### Excerpts from an interface dataset
--

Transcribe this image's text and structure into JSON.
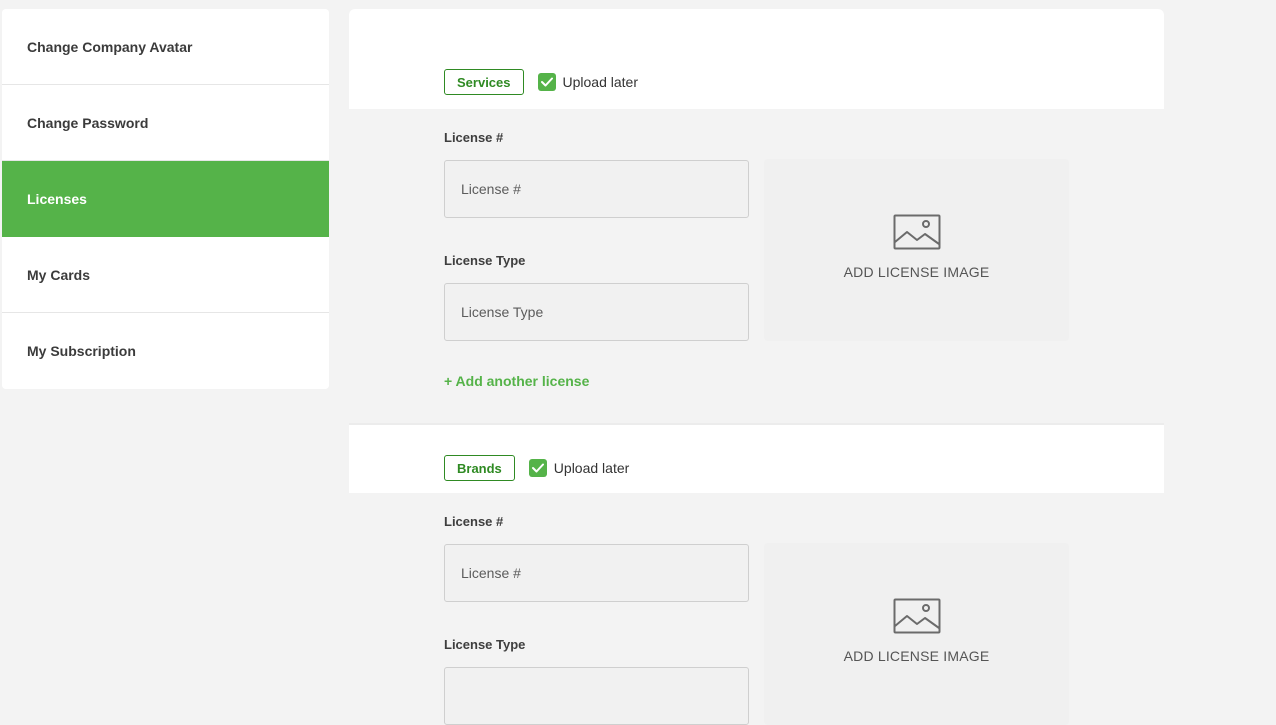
{
  "sidebar": {
    "items": [
      {
        "label": "Change Company Avatar",
        "active": false
      },
      {
        "label": "Change Password",
        "active": false
      },
      {
        "label": "Licenses",
        "active": true
      },
      {
        "label": "My Cards",
        "active": false
      },
      {
        "label": "My Subscription",
        "active": false
      }
    ]
  },
  "sections": [
    {
      "tag": "Services",
      "upload_later_label": "Upload later",
      "upload_later_checked": true,
      "license_number_label": "License #",
      "license_number_placeholder": "License #",
      "license_type_label": "License Type",
      "license_type_placeholder": "License Type",
      "image_label": "ADD LICENSE IMAGE",
      "add_another_label": "+ Add another license"
    },
    {
      "tag": "Brands",
      "upload_later_label": "Upload later",
      "upload_later_checked": true,
      "license_number_label": "License #",
      "license_number_placeholder": "License #",
      "license_type_label": "License Type",
      "image_label": "ADD LICENSE IMAGE"
    }
  ],
  "colors": {
    "accent": "#55b349",
    "tag_border": "#2f8a23",
    "background": "#f3f3f3"
  },
  "icons": {
    "check": "check-icon",
    "image": "image-placeholder-icon"
  }
}
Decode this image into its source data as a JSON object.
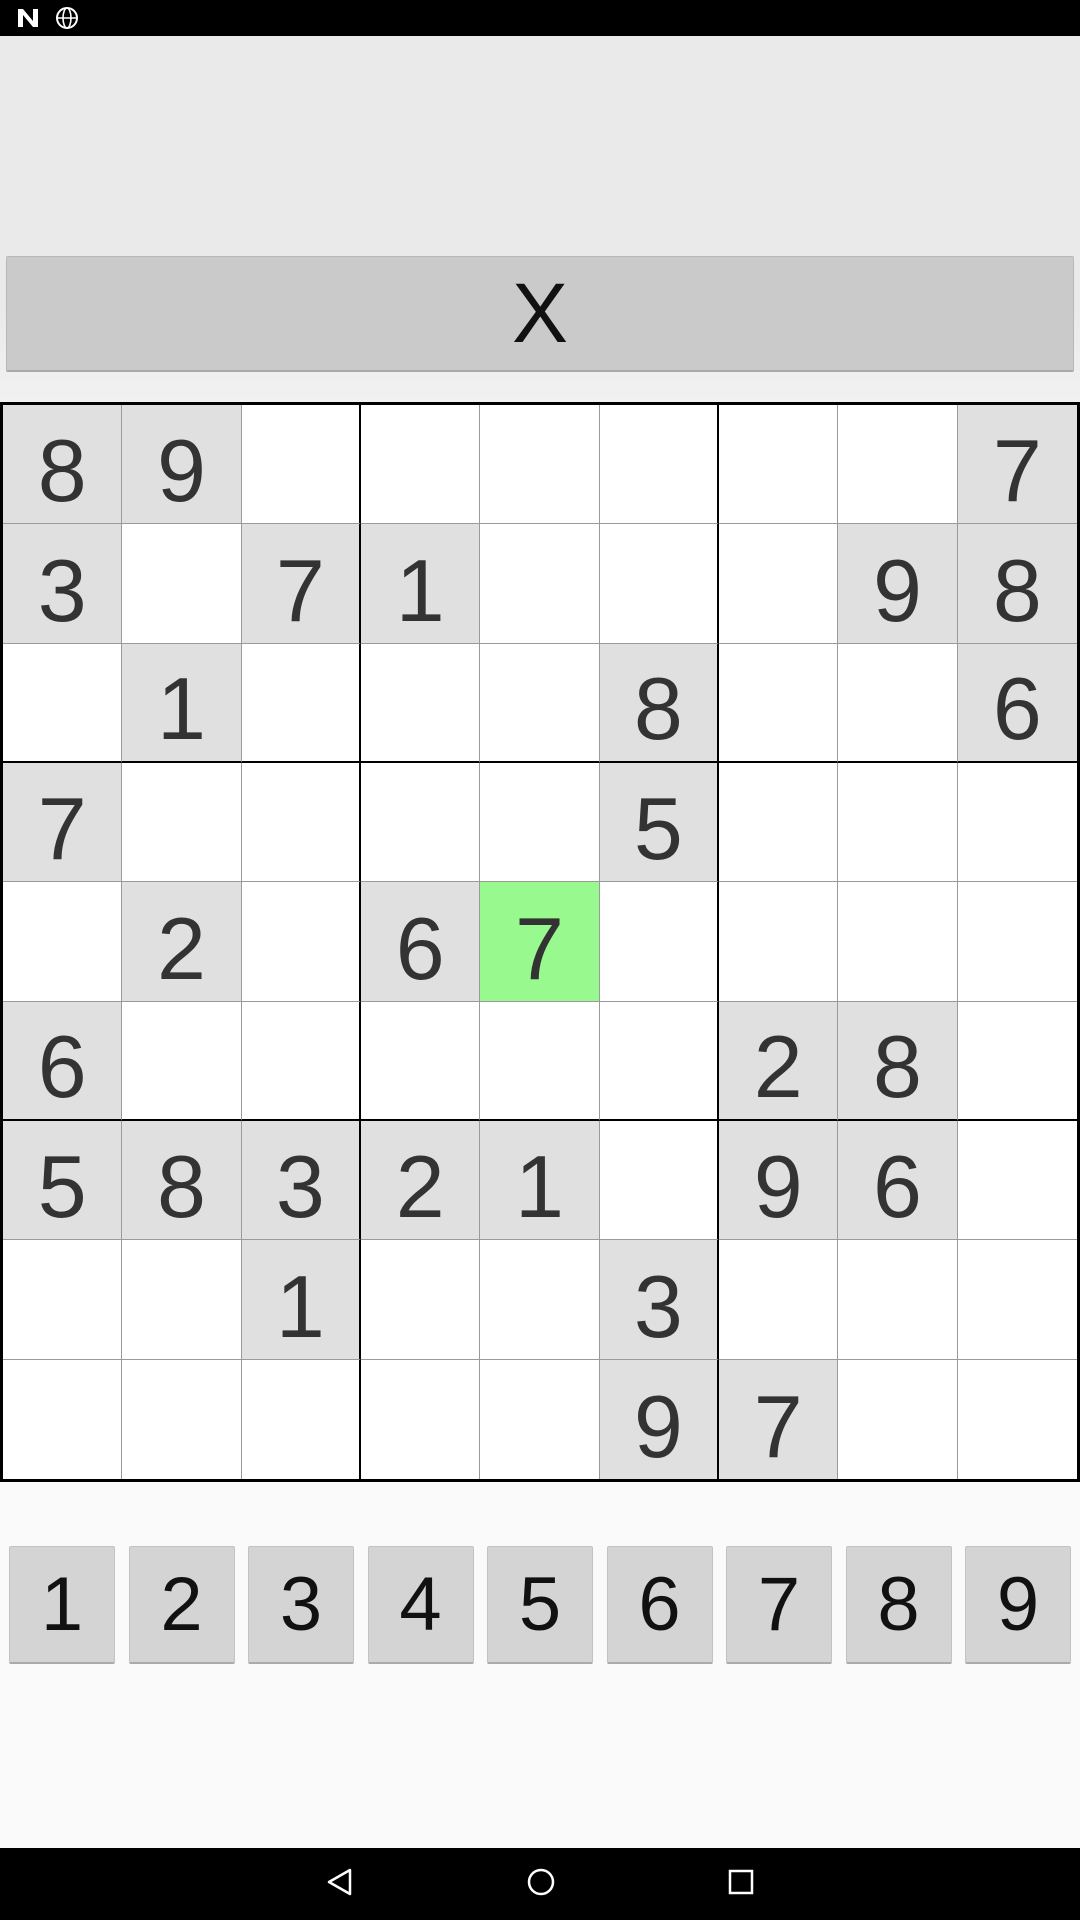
{
  "header": {
    "clear_label": "X"
  },
  "board": {
    "selected": [
      4,
      4
    ],
    "rows": [
      [
        "8",
        "9",
        "",
        "",
        "",
        "",
        "",
        "",
        "7"
      ],
      [
        "3",
        "",
        "7",
        "1",
        "",
        "",
        "",
        "9",
        "8"
      ],
      [
        "",
        "1",
        "",
        "",
        "",
        "8",
        "",
        "",
        "6"
      ],
      [
        "7",
        "",
        "",
        "",
        "",
        "5",
        "",
        "",
        ""
      ],
      [
        "",
        "2",
        "",
        "6",
        "7",
        "",
        "",
        "",
        ""
      ],
      [
        "6",
        "",
        "",
        "",
        "",
        "",
        "2",
        "8",
        ""
      ],
      [
        "5",
        "8",
        "3",
        "2",
        "1",
        "",
        "9",
        "6",
        ""
      ],
      [
        "",
        "",
        "1",
        "",
        "",
        "3",
        "",
        "",
        ""
      ],
      [
        "",
        "",
        "",
        "",
        "",
        "9",
        "7",
        "",
        ""
      ]
    ]
  },
  "numpad": {
    "keys": [
      "1",
      "2",
      "3",
      "4",
      "5",
      "6",
      "7",
      "8",
      "9"
    ]
  },
  "colors": {
    "given_cell": "#e0e0e0",
    "selected_cell": "#98f98e"
  }
}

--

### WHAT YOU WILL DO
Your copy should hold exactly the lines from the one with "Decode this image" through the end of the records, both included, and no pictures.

### COMPLETED EXERCISE
Decode this image into its source data as a JSON object.
{
  "header": {
    "clear_label": "X"
  },
  "board": {
    "selected": [
      4,
      4
    ],
    "rows": [
      [
        "8",
        "9",
        "",
        "",
        "",
        "",
        "",
        "",
        "7"
      ],
      [
        "3",
        "",
        "7",
        "1",
        "",
        "",
        "",
        "9",
        "8"
      ],
      [
        "",
        "1",
        "",
        "",
        "",
        "8",
        "",
        "",
        "6"
      ],
      [
        "7",
        "",
        "",
        "",
        "",
        "5",
        "",
        "",
        ""
      ],
      [
        "",
        "2",
        "",
        "6",
        "7",
        "",
        "",
        "",
        ""
      ],
      [
        "6",
        "",
        "",
        "",
        "",
        "",
        "2",
        "8",
        ""
      ],
      [
        "5",
        "8",
        "3",
        "2",
        "1",
        "",
        "9",
        "6",
        ""
      ],
      [
        "",
        "",
        "1",
        "",
        "",
        "3",
        "",
        "",
        ""
      ],
      [
        "",
        "",
        "",
        "",
        "",
        "9",
        "7",
        "",
        ""
      ]
    ]
  },
  "numpad": {
    "keys": [
      "1",
      "2",
      "3",
      "4",
      "5",
      "6",
      "7",
      "8",
      "9"
    ]
  },
  "colors": {
    "given_cell": "#e0e0e0",
    "selected_cell": "#98f98e"
  }
}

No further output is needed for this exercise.